Bay Watch Realty Trust will not consider how its proposed affordable housing project off Route 105 will impact a nearby deer crossing, the developer told the Marion Conservation Commission at its January 25 hearing.
“Loss of wildlife habitat isn’t a consideration in the Wetlands Protection Act, so we are not addressing that issue,” said Sean Hale, of Epsilon Associates, representing Bay Watch.
The commission asked the developer about the long-standing, centuries-old wildlife crossing from the Washburn Park area to the woods across Front Street and through the proposed project. The path meanders into Mattapoisett, coming out near the Mahoney’s Building Supply and beyond.
The question remained unanswered at the hearing, at which the developer was requesting approval of a Notice of Intent to construct its 40B complex with associated parking, utility connections and storm water infrastructure.
The Bay Watch Realty Trust representatives were responding to a peer review letter regarding the revised proposal. The committee and the applicant’s representatives addressed an array of issues regarding a large vernal pool area and wetlands within the proposed project – but decided to continue the hearing until February 8 at 7:30 pm to review additional information.
In other business, the commission reviewed and approved a plan revision of the proposed Job’s Cove Pier Project.
Engineer Dave Davignon of N. Douglas Schneider Associates presented the revised plans to the commission for a four-foot wide 303-foot pier that will cross the salt marsh in Job’s Cove, with four pilings and two anchors in total.
Mr. Davignon was asking for a new Order of Conditions which would approve the submitted site plan, waterway plan and the eight boat-slips, which included approval for a 17-foot whaler or under size boat maximum for the slips.
The original Notice of Intent, filed by Copper Medal LLC requested permission to remove an existing solid-filled pier and construct a 380-foot long, pile-supported, T-shaped association pier in Job’s Cove with four gangways and four floats. It would serve eight homes (boats), consisting of four existing homes and four future single-family homes.
The association consists of eight lots, of which three are vacant and for sale.
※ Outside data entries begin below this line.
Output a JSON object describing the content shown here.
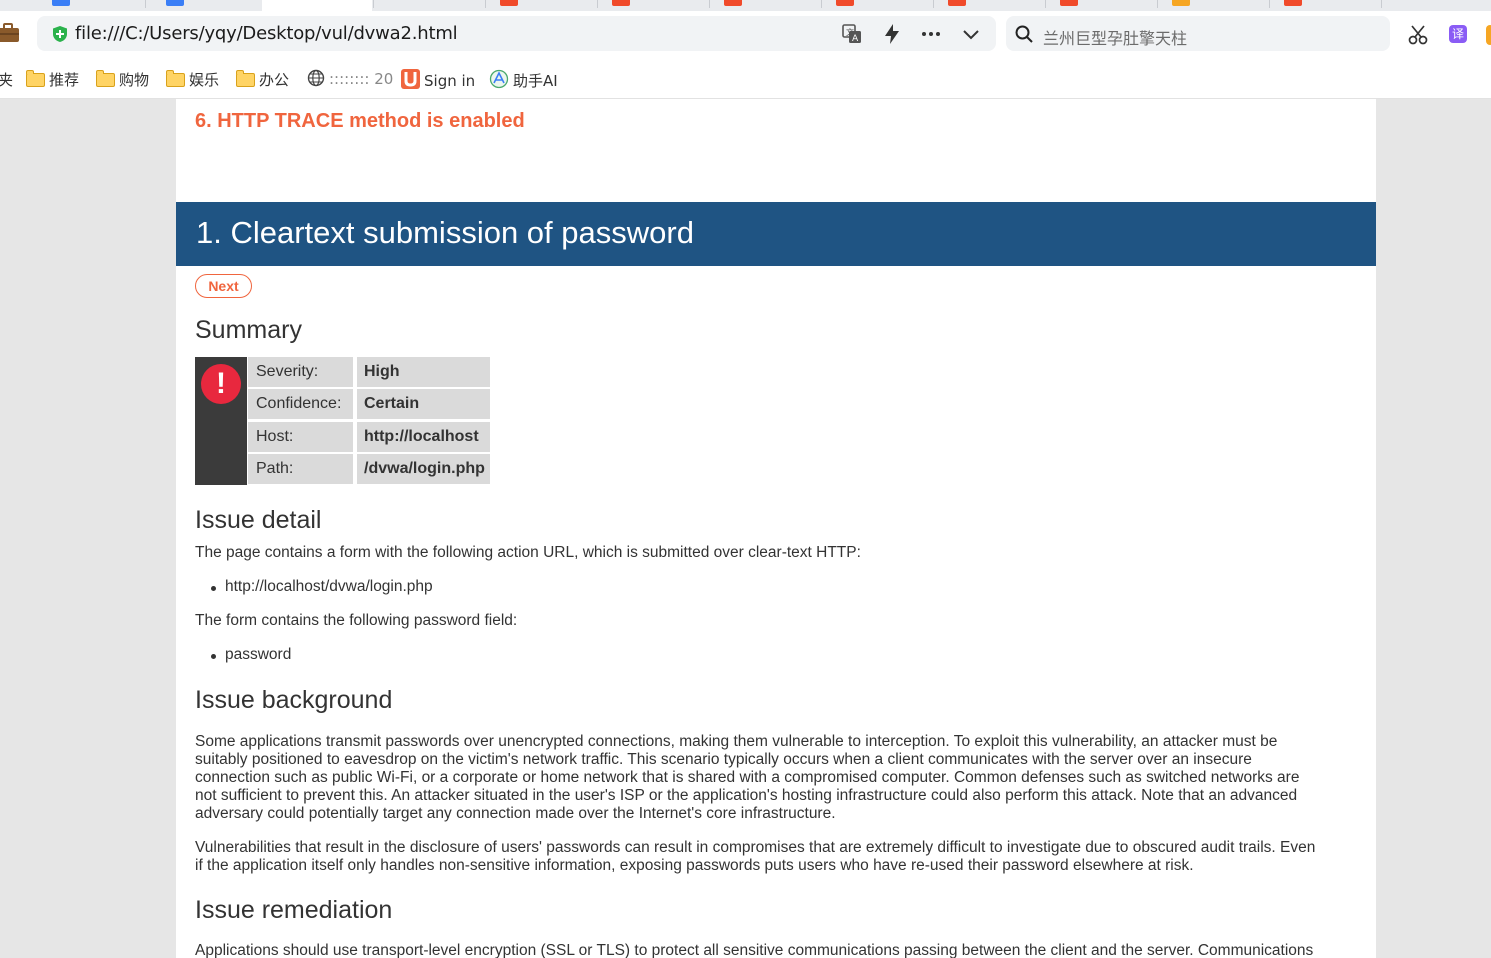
{
  "browser": {
    "url": "file:///C:/Users/yqy/Desktop/vul/dvwa2.html",
    "search_placeholder": "兰州巨型孕肚擎天柱",
    "translate_label": "译",
    "bookmarks": [
      {
        "label": "夹",
        "icon": "folder-partial"
      },
      {
        "label": "推荐",
        "icon": "folder-icon"
      },
      {
        "label": "购物",
        "icon": "folder-icon"
      },
      {
        "label": "娱乐",
        "icon": "folder-icon"
      },
      {
        "label": "办公",
        "icon": "folder-icon"
      },
      {
        "label": ":::::::: 20",
        "icon": "globe-icon"
      },
      {
        "label": "Sign in",
        "icon": "u-logo-icon"
      },
      {
        "label": "助手AI",
        "icon": "assistant-icon"
      }
    ],
    "colors": {
      "tab_red": "#f04a2a",
      "tab_blue": "#3a7ef6",
      "secure_green": "#2bb24c"
    }
  },
  "report": {
    "previous_issue": "6. HTTP TRACE method is enabled",
    "issue_title": "1. Cleartext submission of password",
    "next_label": "Next",
    "summary_heading": "Summary",
    "summary": [
      {
        "label": "Severity:",
        "value": "High"
      },
      {
        "label": "Confidence:",
        "value": "Certain"
      },
      {
        "label": "Host:",
        "value": "http://localhost"
      },
      {
        "label": "Path:",
        "value": "/dvwa/login.php"
      }
    ],
    "detail_heading": "Issue detail",
    "detail_text_1": "The page contains a form with the following action URL, which is submitted over clear-text HTTP:",
    "detail_bullet_1": "http://localhost/dvwa/login.php",
    "detail_text_2": "The form contains the following password field:",
    "detail_bullet_2": "password",
    "background_heading": "Issue background",
    "background_p1": [
      "Some applications transmit passwords over unencrypted connections, making them vulnerable to interception. To exploit this vulnerability, an attacker must be",
      "suitably positioned to eavesdrop on the victim's network traffic. This scenario typically occurs when a client communicates with the server over an insecure",
      "connection such as public Wi-Fi, or a corporate or home network that is shared with a compromised computer. Common defenses such as switched networks are",
      "not sufficient to prevent this. An attacker situated in the user's ISP or the application's hosting infrastructure could also perform this attack. Note that an advanced",
      "adversary could potentially target any connection made over the Internet's core infrastructure."
    ],
    "background_p2": [
      "Vulnerabilities that result in the disclosure of users' passwords can result in compromises that are extremely difficult to investigate due to obscured audit trails. Even",
      "if the application itself only handles non-sensitive information, exposing passwords puts users who have re-used their password elsewhere at risk."
    ],
    "remediation_heading": "Issue remediation",
    "remediation_p1": "Applications should use transport-level encryption (SSL or TLS) to protect all sensitive communications passing between the client and the server. Communications",
    "colors": {
      "banner": "#1f5483",
      "accent_orange": "#f0653e",
      "severity_red": "#e8283e"
    }
  }
}
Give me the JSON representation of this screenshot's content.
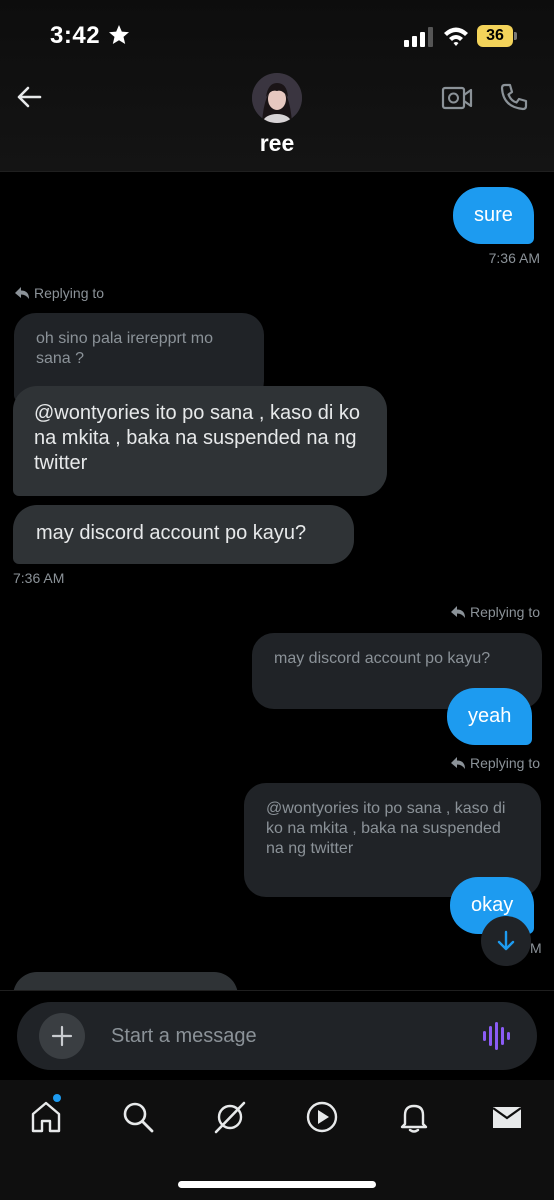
{
  "status_bar": {
    "time": "3:42",
    "battery": "36"
  },
  "header": {
    "contact_name": "ree"
  },
  "messages": [
    {
      "text": "sure",
      "time": "7:36 AM"
    },
    {
      "reply_label": "Replying to",
      "quote": "oh sino pala irerepprt mo sana ?"
    },
    {
      "text": "@wontyories ito po sana , kaso di ko na mkita , baka na suspended na ng twitter"
    },
    {
      "text": "may discord account po kayu?",
      "time": "7:36 AM"
    },
    {
      "reply_label": "Replying to",
      "quote": "may discord account po kayu?",
      "text": "yeah"
    },
    {
      "reply_label": "Replying to",
      "quote": "@wontyories ito po sana , kaso di ko na mkita , baka na suspended na ng twitter",
      "text": "okay",
      "time_partial": "M"
    }
  ],
  "composer": {
    "placeholder": "Start a message"
  },
  "colors": {
    "accent": "#1d9bf0",
    "voice": "#8b5cf6",
    "battery": "#f3d35a"
  },
  "icons": [
    "back-arrow-icon",
    "video-icon",
    "phone-icon",
    "reply-arrow-icon",
    "plus-icon",
    "voice-wave-icon",
    "home-icon",
    "search-icon",
    "grok-icon",
    "video-play-icon",
    "bell-icon",
    "mail-icon"
  ]
}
Of the eight lots, four have existing homes and one was recently purchased and will be built upon this spring.
Mr. Davignon said that he was seeking an approval from the Marion Conservation Commission so that he could submit the approved plan to the remaining agencies, including the MA Department of Fisheries, Army Corps of Engineers, National Heritage for Endangered Species and Coastal Zone Management Agency.
In other business:
• The board approved a Request for Determination with a negative determination for Jerry and Cynthia Pyle of 37 Piney Point Road to upgrade their sewage disposal systems at their home. The five-bedroom home currently has two leaching pits and two septic systems, which the applicant requested to combine into one, with both tanks entering one pump chamber.
•The board endorsed a Notice of Intent by Solo Realty to upgrade its sewage disposal system. The commission approved the upgrade to the septic system, with the condition that a site visit would occur in early spring of 2012 to assess the condition of a vernal pool on the property.
• The board approved an upgrade to the sewage disposal system for Tom Ireland of 77 County Road.
• The board reviewed and granted a third year extension permit for adding up to 20 cubic yards of beach sand above the high-water line to the Piney Point Beach Club. The board agreed that the area didn’t need the action but that they wanted to extend the permit, as an option to act immediately, in the aftermath of a storm.
• The board agreed to provide feedback, in lieu of appearing at a meeting of the Marion Affordable Housing Trust, at their meeting at 7:00 pm on Monday, February 13, 2012 at the Police Station regarding the Habitat for Humanity housing project.
By Joan Hartnett-Barry